Fournier gangrene is a localized variant of necrotizing fasciitis involving the scrotum and penis. It is usually caused by the same mix of facultative and anaerobic organisms that are associated with type I necrotizing fasciitis. In rare cases, GAS as the single pathogen has been implicated, and this may be related to rectal ring carriage or to oral-genital sex. The average age at onset is 50 to 60 years of age. Most men have underlying diseases or history of procedures. These include diabetes mellitus, ischiorectal abscess, perineal fistula, bowel disease (rectal or colon carcinoma, diverticulitis), scrotal or penile trauma, prior hemorrhoidal or urogenital surgery, pressure ulcers of the scrotum and perineum (e.g., alcoholics sitting in a drunken stupor), paraphimosis and, rarely, obscure causes, such as dissection of pancreatic secretions through the retroperitoneum and into the scrotum in acute pancreatitis.

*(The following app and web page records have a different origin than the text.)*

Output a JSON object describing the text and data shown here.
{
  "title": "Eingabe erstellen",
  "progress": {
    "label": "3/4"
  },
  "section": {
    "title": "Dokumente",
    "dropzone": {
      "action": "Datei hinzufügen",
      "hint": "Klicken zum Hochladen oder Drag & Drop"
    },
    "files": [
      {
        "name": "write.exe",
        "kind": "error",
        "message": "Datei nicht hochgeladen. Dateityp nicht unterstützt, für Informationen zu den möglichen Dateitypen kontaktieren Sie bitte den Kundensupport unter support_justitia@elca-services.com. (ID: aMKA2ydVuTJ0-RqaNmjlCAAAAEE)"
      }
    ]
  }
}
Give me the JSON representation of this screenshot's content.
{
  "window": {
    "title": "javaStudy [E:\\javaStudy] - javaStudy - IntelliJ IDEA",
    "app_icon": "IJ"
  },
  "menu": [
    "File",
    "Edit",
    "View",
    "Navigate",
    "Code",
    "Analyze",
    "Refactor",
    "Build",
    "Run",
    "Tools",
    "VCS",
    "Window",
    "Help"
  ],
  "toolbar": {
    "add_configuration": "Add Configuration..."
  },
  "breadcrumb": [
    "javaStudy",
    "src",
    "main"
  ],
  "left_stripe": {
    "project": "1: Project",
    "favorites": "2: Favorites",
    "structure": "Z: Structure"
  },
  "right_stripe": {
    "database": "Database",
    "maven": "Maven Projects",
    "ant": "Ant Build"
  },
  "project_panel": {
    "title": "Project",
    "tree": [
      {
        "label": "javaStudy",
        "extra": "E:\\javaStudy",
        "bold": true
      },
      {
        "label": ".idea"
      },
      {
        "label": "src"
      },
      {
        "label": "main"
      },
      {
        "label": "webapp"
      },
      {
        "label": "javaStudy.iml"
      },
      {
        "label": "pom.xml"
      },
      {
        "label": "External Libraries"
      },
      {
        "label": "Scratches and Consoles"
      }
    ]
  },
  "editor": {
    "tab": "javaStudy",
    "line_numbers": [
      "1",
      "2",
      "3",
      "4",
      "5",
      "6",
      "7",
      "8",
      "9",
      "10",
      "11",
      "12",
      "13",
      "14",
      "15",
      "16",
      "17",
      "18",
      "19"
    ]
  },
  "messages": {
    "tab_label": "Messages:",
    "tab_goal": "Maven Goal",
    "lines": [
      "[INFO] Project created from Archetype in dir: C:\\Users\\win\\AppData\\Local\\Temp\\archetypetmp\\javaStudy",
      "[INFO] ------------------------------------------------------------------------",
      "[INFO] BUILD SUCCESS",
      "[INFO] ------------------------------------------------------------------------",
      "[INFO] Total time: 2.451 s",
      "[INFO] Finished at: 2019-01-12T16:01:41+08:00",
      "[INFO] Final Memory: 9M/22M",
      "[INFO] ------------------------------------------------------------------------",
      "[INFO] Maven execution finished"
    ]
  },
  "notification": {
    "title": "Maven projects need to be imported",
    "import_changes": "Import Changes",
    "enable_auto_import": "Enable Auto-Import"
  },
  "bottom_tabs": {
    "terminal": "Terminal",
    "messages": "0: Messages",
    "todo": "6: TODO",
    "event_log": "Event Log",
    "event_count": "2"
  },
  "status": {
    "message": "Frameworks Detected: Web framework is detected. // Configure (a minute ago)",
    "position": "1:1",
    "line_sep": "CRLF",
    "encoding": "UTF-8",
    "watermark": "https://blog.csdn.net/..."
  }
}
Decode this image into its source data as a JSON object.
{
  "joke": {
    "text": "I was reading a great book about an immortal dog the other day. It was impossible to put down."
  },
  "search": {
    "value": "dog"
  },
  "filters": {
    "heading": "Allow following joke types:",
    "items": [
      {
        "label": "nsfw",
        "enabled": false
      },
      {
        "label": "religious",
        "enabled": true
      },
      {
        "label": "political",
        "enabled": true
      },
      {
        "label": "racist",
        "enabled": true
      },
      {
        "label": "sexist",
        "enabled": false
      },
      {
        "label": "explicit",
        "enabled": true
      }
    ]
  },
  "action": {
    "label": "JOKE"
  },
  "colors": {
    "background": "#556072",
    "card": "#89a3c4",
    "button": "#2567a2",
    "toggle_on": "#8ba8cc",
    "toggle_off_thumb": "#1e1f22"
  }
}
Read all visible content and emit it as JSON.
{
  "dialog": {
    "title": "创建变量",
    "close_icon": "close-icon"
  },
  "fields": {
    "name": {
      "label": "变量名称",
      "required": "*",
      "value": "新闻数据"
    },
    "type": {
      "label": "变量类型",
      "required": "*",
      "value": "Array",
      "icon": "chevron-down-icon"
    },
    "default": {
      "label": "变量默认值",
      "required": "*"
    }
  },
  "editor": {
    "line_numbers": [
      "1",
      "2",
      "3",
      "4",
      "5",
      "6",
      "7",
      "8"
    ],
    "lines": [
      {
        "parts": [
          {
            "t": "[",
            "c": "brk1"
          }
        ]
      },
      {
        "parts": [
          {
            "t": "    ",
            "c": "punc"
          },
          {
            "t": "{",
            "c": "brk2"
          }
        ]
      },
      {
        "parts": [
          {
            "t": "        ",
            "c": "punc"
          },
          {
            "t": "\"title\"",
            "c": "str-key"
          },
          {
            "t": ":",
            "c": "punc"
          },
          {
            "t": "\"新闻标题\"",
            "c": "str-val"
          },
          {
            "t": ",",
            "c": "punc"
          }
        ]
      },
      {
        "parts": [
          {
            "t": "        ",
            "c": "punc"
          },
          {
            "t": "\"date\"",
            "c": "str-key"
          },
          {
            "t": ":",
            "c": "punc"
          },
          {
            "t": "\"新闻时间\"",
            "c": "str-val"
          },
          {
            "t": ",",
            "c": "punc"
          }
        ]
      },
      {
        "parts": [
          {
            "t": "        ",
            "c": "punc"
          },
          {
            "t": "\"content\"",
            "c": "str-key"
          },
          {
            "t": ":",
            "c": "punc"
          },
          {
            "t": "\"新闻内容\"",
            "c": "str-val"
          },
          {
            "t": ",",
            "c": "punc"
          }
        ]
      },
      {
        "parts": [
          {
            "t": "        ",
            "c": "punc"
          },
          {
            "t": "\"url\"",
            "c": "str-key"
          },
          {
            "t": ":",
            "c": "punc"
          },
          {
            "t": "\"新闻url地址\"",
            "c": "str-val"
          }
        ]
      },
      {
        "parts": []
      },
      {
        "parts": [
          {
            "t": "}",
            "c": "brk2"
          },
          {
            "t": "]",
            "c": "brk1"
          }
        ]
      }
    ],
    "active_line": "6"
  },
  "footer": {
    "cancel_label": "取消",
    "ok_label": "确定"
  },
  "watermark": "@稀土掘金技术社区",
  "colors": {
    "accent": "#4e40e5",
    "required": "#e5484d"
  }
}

The onset of Fournier gangrene can be insidious, with a discrete area of edema, erythema, and necrosis on the scrotum, progressing to advancing skin necrosis rapidly over 1 to 2 days . Pain, swelling, and crepitus in the scrotum, perineum, or suprapubic region may be marked. Foul-smelling drainage occurs, indicating a contribution from anaerobes. Purplish discoloration of the scrotum, an initial “red flag,” progresses to frank gangrene. The infection tends to be superficial, limited to skin and subcutaneous tissue and extending to the base of the scrotum, but it may spread to the penis, perineum, and abdominal wall along fascial planes. The testes, glans penis, and spermatic cord are usually spared, as they have a separate blood supply. The infection may progress and invade the abdominal panniculus in obese patients, especially those with diabetes mellitus, leading to rapid and extensive destruction of tissue and requiring wide débridement and prolonged hospitalization.
Cervical Necrotizing Fasciitis and Craniofacial Necrotizing Fasciitis.
Cervical necrotizing fasciitis is a type I infection (polymicrobial etiology), but GAS can be the single etiologic agent in rare cases, particularly in the setting of peritonsillar abscess formation. Most commonly, cervical necrotizing fasciitis originates from dental or pharyngeal sources. Crepitus may develop as the infection spreads to the face. This is in contradistinction to necrotizing fasciitis that starts in the face (craniofacial necrotizing fasciitis), which is most commonly caused by GAS after a traumatic episode. Cervical necrotizing fasciitis carries a much higher mortality rate than the craniofacial variant.